In the coming days, I’ll be presenting at two user groups, one in eastern Canada in Halifax, and the other all the way south west in San Antonio, Texas. I’m really praying for great weather. I’ll carry an umbrella if I have to, and wear a scarf if I have to. But I don’t’ really want to, at least not in San Antonio in Texas.
Regardless of what the weather turns out to be, at least I can use the weather forecast to provide the data I need to explain IF and IF-THEN-ELSE statements to my Programming 2 students. This was their question:
Tell me the difference between the Subsetting IF and the IF—THEN—ELSE—IF statement?
Yes, at first glance they do appear similar.
However the Subsetting IF is a filter. If you are familiar with the WHERE clause, its role is similar to the WHERE, it filters or subsets rows based on a condition.

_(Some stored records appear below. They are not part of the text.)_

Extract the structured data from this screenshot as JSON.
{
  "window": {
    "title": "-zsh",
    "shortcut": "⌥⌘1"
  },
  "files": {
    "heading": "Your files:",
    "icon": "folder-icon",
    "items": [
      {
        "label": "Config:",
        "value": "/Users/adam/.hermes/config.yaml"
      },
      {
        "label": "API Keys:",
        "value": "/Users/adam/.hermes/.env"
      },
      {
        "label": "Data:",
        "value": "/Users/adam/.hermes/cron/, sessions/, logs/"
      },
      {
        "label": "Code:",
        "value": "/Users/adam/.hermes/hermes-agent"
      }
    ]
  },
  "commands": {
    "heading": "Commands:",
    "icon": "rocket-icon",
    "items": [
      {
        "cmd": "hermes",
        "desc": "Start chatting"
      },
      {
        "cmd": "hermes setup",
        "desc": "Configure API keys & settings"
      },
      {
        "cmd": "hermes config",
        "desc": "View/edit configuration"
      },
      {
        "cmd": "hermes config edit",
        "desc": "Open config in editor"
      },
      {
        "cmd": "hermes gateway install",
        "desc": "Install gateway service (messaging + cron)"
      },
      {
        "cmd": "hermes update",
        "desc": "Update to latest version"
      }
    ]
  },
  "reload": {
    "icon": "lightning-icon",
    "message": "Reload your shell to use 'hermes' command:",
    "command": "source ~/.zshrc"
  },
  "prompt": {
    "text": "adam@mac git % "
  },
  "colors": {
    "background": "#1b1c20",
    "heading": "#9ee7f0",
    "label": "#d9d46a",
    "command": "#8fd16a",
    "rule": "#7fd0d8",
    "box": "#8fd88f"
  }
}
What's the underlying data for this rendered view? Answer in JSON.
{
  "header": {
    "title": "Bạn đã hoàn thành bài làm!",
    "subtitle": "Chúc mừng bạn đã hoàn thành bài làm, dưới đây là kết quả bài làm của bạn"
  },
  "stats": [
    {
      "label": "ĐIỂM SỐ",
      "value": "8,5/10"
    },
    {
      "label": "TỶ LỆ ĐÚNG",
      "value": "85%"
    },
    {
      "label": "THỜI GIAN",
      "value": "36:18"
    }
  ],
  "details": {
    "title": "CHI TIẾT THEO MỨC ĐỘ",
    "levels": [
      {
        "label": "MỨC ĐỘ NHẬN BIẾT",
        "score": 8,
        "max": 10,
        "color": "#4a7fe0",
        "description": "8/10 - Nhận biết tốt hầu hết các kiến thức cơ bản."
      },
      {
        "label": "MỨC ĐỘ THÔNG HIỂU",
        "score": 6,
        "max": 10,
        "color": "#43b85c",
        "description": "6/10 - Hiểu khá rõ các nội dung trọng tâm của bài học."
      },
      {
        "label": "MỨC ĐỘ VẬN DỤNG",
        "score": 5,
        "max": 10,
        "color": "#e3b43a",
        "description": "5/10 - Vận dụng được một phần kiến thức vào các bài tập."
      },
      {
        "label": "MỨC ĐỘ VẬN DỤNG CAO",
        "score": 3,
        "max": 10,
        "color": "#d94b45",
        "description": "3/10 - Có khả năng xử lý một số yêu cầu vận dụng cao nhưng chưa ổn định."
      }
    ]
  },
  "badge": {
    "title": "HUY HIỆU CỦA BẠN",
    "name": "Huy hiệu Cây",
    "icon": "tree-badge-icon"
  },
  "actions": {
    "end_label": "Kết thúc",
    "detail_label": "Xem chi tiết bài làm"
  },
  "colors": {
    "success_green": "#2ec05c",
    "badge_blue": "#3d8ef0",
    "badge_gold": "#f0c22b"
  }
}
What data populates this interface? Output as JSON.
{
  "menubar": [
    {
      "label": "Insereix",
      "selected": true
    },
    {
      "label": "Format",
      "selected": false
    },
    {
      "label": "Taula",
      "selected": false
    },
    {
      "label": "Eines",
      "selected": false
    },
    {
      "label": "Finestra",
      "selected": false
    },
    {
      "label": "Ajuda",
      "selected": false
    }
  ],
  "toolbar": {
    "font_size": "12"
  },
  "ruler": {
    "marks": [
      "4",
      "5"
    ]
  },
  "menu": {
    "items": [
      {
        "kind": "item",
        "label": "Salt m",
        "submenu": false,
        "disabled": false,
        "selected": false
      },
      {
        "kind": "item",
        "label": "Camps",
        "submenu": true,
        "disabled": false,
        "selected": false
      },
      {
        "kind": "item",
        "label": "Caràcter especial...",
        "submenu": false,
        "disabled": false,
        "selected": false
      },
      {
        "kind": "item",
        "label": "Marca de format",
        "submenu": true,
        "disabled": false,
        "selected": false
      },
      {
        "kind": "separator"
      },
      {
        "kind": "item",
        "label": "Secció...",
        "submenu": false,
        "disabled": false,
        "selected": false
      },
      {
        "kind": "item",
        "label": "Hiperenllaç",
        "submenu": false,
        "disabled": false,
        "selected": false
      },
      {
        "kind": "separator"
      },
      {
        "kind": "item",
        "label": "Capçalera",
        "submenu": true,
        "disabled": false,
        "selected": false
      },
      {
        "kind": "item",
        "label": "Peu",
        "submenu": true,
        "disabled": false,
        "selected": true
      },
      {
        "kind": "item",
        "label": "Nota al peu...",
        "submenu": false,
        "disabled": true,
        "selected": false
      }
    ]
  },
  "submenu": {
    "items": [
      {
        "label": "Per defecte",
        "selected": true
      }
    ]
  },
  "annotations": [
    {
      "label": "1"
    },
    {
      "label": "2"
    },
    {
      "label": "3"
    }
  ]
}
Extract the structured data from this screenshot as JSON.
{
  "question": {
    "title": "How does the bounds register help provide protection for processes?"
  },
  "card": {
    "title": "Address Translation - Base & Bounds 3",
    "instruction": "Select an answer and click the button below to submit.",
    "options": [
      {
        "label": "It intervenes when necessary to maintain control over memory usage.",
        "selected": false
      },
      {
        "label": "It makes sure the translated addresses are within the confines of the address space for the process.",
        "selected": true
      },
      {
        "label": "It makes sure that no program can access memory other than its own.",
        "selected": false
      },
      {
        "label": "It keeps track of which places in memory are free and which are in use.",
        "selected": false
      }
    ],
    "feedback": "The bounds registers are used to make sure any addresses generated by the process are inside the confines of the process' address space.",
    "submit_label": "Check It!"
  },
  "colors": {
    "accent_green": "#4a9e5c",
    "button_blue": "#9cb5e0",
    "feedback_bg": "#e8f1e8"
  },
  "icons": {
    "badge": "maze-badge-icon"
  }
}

It’s a bit different from the WHERE because it has access to even new variables that you are constructing in the data step.
The IF—THEN—ELSE statement is familiar to most programmers, regardless of their background. It performs an action based on a condition, but its role is not to subset data.
To really see the difference here’s some code I wrote up:
1 - First, I construct my weather dataset by pulling in data from a Google search
data weather; infile datalines dlm=','; input city : $12. day $ date: date9. high low weather :$9.; datalines; Toronto,Thu,3-Nov-16,12,3,rain Halifax,Thu,3-Nov-16,11,7,cloudy Halifax,Fri,4-Nov-16,10,4,rain San Antonio,Sat,5-Nov-16,25,14,sun cloud San Antonio,Sun,6-Nov-16,23,16,rain San Antonio,Mon,7-Nov-16,24,18,rain San Antonio,Tue,8-Nov-16,24,17,rain Toronto,Tue,8-Nov-16,13,7,rain ; run; NOTE: The data set WORK.WEATHER has 8 observations and 6 variables. NOTE: DATA statement used (Total process time): real time 0.00 seconds cpu time 0.00
2 - Next, I'll do some conditional processing. Notice my log note, how all rows are written to the output dataset:
data what; set weather; if city ='Halifax' and weather='rain' then whattotake="Sigh! I knew it, I'll take an umbrella"; else if city ='San Antonio' and weather='rain' then whattotake="No way! ok I'll take an umbrella"; flag='SAS user group conferences 3-8 november 2016'; run; NOTE: There were 8 observations read from the data set WEATHER. NOTE: The data set WORK.WHAT has 8 observations and 8 variables. NOTE: DATA statement used (Total process time): real time 0.01 seconds cpu time 0.00 seconds
3 - Finally, I’ll use a Subsetting If.
If the condition is true, only then the next action takes place, (i.e. flag is set to 'SAS etc.’), same as in the conditional processing scenario.
But the key driving difference is this. Only if the subsetting IF condition is true, (i.e. only if city is either Halifax or San Antonio) will SAS hit the RUN statement.
Implicit in the RUN statement are 2 actions, IMPLICIT output, and IMPLICIT return.
data halifaxSanAnt; set weather; if city in ('Halifax', 'San Antonio'); flag='SAS user group conferences 3-8 november 2016'; run; NOTE: There were 8 observations read from the data set WEATHER. NOTE: The data set WORK.HALIFAXSANANT has 6 observations and 7 variables. NOTE: DATA statement used (Total process time): real time 0.00 seconds cpu time 0.00 seconds
There you go, the big differentiator between the IF..THEN..ELSE and Subsetting IF statements.
What do you think? Will it rain or will it shine?
Hope you enjoyed this blog post. I can’t wait to share more SAS tips at the two user groups in Halifax and San Antonio. If you are in the neighbourhood, stop by. And wish me fair weather.